Organizations such as the Black Chamber of Commerce, Black Business Month, and countless others help black businesses launch and grow. Supporting these organizations with donations, volunteer time, and awareness can significantly grow the ecosystem of black entrepreneurship. Consider looking for local organizations and donating or asking if there are opportunities to assist.
Whether brands have physical locations or are digital-only, all of them can take big steps towards engaging more black consumers. Brands should review the way they market and sell their products to ensure they aren’t making mistakes of exclusion. They should also take proactive steps to grow a black audience. Take frequent soundings and pulse checks with these customers to find out what they would like to see more on shelves and in digital storefronts and in branding and marketing.
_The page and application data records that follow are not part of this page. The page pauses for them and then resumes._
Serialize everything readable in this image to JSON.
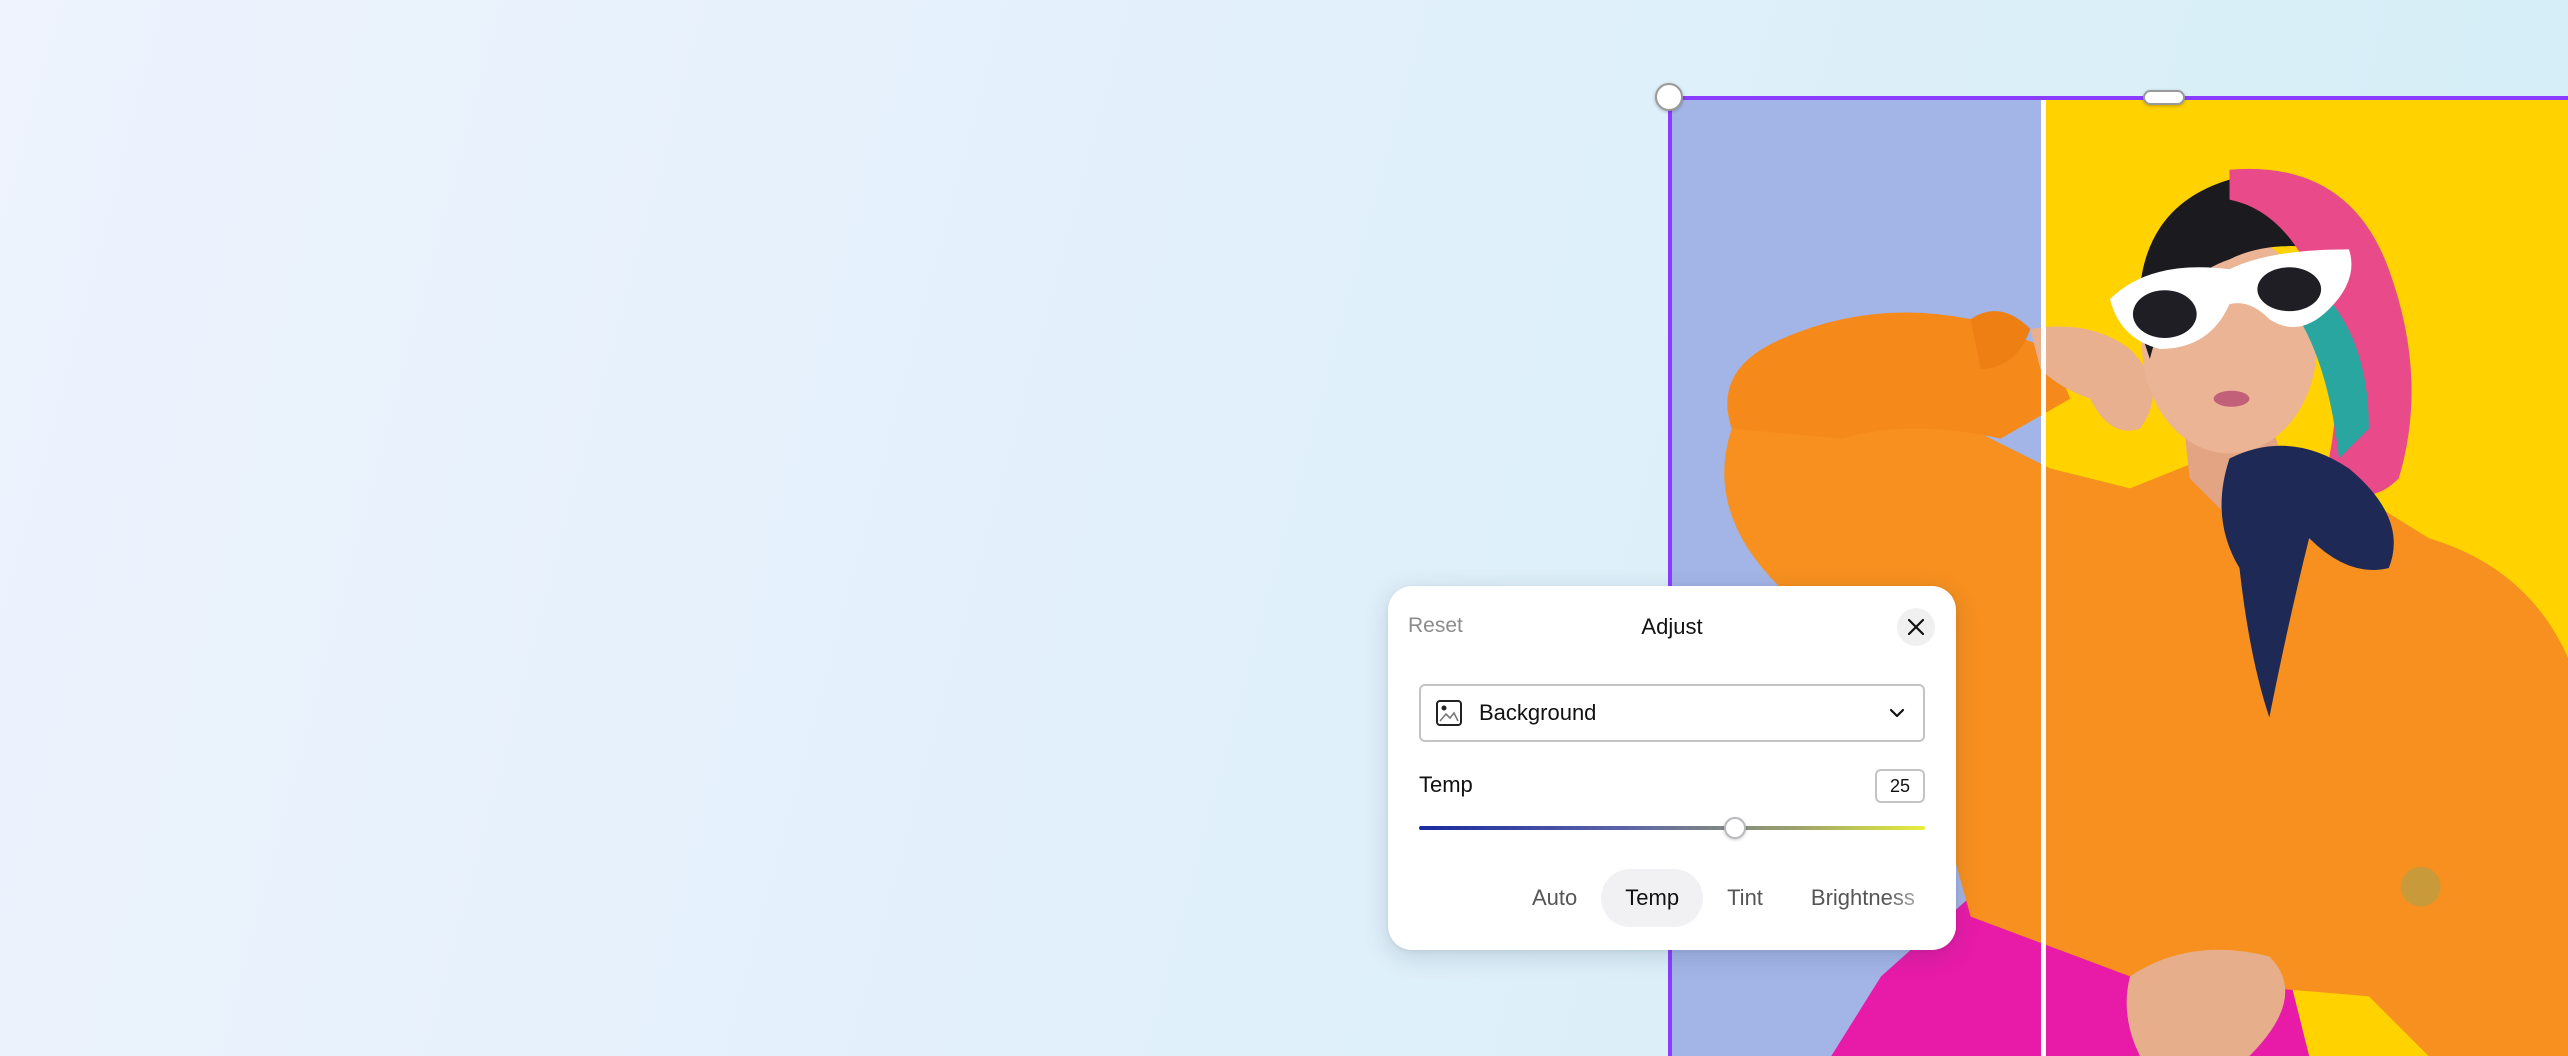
{
  "panel": {
    "reset_label": "Reset",
    "title": "Adjust",
    "close_icon": "close-icon",
    "dropdown": {
      "icon": "image-background-icon",
      "selected": "Background",
      "chevron_icon": "chevron-down-icon"
    },
    "slider": {
      "label": "Temp",
      "value": "25",
      "min": -100,
      "max": 100
    },
    "tabs": [
      {
        "label": "Auto",
        "active": false
      },
      {
        "label": "Temp",
        "active": true
      },
      {
        "label": "Tint",
        "active": false
      },
      {
        "label": "Brightness",
        "active": false
      }
    ]
  },
  "colors": {
    "selection_border": "#8b3dff",
    "left_background": "#a3b4e6",
    "right_background": "#ffd200"
  }
}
One of the major reasons institutional racism is so difficult to defeat is that it often doesn’t look like racism and doesn’t come from a racist place. Much of it is just a subconscious bias for doing business with people that “look like me.” Breaking this cycle requires hiring and empowering a diverse workforce, so that “looks like me” becomes a lot less homogenous.
Not only will this make it easier for brands to support black businesses, but it will also create a bigger pool of professionals of color who can use their experience to start their own companies. And if that wasn’t enough, there are tons of benefits that accrue to companies that hire a diverse workforce.
The events of 2020 have made one thing clear: inclusivity is no longer an option for brands. Beyond the moral implications of building a more just and equitable world, and beyond the outrage at how institutional racism has marginalized communities of color, brands need to become more diverse and inclusive if they want to survive.
By 2050, the U.S. is projected to be a minority-majority country. Companies need to adapt if they want to make it — and supporting black businesses is a necessary and important first step in that transformation. The fact that it’s also the right thing to do makes this an absolute no-brainer.
Happy Black Business Month. To all of our amazing partners, vendors, and users who run or work for a black-owned business, thank you for continuing to fight and thrive. We’ve got your back. I’ve got your back.
Last updated on August 16th, 2022.